**STORED DATA:**
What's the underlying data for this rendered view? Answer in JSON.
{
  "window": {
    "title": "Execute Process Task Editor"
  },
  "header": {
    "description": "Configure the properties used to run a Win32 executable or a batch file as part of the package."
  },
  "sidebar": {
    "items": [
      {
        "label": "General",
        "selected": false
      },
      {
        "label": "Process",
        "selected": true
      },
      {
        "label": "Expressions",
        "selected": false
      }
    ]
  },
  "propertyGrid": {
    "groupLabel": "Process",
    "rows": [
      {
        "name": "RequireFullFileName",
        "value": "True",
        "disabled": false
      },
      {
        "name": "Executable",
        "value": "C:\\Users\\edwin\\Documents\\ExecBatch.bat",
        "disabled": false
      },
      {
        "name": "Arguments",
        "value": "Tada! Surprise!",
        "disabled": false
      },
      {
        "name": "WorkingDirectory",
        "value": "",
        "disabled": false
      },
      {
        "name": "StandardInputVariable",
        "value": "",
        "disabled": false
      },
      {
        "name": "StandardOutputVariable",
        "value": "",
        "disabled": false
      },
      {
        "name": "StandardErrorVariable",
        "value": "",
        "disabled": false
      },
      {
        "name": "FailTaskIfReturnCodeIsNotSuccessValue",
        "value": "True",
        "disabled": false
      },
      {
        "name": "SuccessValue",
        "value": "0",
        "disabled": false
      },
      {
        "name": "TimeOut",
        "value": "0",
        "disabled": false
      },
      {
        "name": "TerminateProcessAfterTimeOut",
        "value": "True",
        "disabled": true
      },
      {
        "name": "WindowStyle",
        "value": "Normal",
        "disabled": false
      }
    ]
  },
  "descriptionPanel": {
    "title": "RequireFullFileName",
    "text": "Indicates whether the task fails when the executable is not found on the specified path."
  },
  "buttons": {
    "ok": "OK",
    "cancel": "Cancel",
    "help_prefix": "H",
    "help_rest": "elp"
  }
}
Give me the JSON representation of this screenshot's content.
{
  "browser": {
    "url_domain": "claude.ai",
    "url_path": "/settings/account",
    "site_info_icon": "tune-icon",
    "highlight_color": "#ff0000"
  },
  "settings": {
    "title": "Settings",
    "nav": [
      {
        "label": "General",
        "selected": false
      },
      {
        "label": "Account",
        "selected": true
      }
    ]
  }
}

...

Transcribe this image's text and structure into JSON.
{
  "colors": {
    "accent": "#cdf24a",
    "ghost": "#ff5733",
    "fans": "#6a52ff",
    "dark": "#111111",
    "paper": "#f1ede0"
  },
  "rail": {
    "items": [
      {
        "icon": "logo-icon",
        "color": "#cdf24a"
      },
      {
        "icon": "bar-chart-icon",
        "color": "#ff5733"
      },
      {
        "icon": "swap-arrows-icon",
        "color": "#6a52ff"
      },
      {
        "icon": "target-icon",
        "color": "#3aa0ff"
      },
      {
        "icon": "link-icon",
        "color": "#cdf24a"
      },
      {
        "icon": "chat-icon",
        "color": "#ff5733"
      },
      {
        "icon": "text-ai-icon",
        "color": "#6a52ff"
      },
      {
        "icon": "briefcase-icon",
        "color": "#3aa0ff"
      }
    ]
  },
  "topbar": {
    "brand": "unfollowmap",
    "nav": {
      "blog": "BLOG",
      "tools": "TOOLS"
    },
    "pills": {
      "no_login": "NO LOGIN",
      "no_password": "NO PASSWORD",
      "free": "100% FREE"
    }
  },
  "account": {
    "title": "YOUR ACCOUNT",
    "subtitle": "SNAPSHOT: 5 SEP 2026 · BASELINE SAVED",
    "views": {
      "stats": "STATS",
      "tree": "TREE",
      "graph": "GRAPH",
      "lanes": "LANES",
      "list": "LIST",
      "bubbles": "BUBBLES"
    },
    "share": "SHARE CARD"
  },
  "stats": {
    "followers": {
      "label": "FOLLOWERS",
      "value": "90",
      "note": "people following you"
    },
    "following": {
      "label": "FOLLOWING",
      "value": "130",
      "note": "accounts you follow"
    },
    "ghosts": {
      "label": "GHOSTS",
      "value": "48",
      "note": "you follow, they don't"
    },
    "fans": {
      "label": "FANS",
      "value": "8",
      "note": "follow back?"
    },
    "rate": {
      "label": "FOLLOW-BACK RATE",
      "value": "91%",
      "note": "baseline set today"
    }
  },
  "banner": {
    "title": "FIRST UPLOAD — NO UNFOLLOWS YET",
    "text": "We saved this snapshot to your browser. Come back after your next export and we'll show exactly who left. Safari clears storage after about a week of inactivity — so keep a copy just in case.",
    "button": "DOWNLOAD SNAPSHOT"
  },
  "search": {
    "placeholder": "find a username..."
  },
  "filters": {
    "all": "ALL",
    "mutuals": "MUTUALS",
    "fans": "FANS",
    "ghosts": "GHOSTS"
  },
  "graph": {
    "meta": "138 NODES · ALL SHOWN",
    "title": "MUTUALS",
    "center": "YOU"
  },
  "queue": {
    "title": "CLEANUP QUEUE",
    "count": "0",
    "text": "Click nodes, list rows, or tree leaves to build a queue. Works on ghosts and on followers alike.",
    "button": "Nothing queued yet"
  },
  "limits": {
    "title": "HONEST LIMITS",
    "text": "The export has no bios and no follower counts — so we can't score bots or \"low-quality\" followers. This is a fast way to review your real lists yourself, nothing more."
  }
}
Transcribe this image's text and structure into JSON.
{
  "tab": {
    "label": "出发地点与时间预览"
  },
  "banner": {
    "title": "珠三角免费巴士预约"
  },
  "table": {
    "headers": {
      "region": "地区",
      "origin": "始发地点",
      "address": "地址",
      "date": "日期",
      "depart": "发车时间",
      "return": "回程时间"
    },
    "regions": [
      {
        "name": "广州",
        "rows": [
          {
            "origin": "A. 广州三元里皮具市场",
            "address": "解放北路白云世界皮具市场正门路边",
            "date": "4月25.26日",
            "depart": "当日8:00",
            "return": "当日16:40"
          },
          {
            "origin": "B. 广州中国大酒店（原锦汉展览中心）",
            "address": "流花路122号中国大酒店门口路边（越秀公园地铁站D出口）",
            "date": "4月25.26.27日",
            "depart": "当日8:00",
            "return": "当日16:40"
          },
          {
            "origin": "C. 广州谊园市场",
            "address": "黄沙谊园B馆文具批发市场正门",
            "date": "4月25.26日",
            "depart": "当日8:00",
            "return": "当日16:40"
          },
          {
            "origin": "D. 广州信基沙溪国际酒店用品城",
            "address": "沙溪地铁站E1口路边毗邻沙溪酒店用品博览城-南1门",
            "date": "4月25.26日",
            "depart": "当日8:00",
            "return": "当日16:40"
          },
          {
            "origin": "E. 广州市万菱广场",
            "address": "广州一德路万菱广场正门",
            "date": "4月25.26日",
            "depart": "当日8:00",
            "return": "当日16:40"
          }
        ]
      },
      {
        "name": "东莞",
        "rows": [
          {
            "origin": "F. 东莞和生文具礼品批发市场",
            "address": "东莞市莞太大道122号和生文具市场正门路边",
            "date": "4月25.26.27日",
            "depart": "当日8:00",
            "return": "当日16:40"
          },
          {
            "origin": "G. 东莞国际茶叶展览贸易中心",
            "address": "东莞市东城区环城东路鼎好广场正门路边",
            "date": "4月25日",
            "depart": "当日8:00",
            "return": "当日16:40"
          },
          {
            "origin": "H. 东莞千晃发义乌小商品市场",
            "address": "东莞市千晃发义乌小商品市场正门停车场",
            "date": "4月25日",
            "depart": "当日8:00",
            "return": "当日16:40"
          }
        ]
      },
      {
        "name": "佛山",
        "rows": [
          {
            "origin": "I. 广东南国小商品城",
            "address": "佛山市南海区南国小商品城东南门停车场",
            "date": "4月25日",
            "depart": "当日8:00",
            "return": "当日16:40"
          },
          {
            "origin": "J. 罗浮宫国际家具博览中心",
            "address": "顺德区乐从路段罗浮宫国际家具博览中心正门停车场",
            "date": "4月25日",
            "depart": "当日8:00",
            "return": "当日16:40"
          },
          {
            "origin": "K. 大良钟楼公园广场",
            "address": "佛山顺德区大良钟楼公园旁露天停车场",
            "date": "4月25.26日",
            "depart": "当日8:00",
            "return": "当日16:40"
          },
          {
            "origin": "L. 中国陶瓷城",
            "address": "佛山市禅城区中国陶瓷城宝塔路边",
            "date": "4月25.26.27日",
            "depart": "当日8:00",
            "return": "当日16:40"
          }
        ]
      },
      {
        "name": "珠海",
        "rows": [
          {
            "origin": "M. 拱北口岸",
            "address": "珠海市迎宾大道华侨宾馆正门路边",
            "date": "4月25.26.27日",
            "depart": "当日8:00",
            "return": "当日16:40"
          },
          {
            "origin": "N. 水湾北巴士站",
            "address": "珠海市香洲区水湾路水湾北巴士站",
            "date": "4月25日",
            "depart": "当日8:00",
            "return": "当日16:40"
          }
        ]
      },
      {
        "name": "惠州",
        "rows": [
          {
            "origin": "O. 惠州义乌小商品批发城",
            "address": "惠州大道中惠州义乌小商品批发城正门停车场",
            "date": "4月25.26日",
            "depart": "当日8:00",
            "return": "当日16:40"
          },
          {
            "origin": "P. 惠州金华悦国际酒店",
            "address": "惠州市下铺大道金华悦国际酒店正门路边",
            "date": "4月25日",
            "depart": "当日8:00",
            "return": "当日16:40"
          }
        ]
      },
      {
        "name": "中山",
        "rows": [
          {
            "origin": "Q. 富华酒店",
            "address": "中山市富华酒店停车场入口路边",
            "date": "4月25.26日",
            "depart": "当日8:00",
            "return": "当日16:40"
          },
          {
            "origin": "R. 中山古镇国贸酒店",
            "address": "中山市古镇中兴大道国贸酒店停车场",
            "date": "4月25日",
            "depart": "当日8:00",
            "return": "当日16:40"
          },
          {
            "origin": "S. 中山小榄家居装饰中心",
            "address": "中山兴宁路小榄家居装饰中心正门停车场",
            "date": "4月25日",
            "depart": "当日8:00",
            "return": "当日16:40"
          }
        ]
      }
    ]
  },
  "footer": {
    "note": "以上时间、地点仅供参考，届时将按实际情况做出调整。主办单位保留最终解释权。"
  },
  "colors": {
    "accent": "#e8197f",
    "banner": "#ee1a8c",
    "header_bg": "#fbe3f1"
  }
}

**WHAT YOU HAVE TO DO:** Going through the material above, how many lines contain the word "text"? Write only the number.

**OUTPUT OF THE TASK:** 7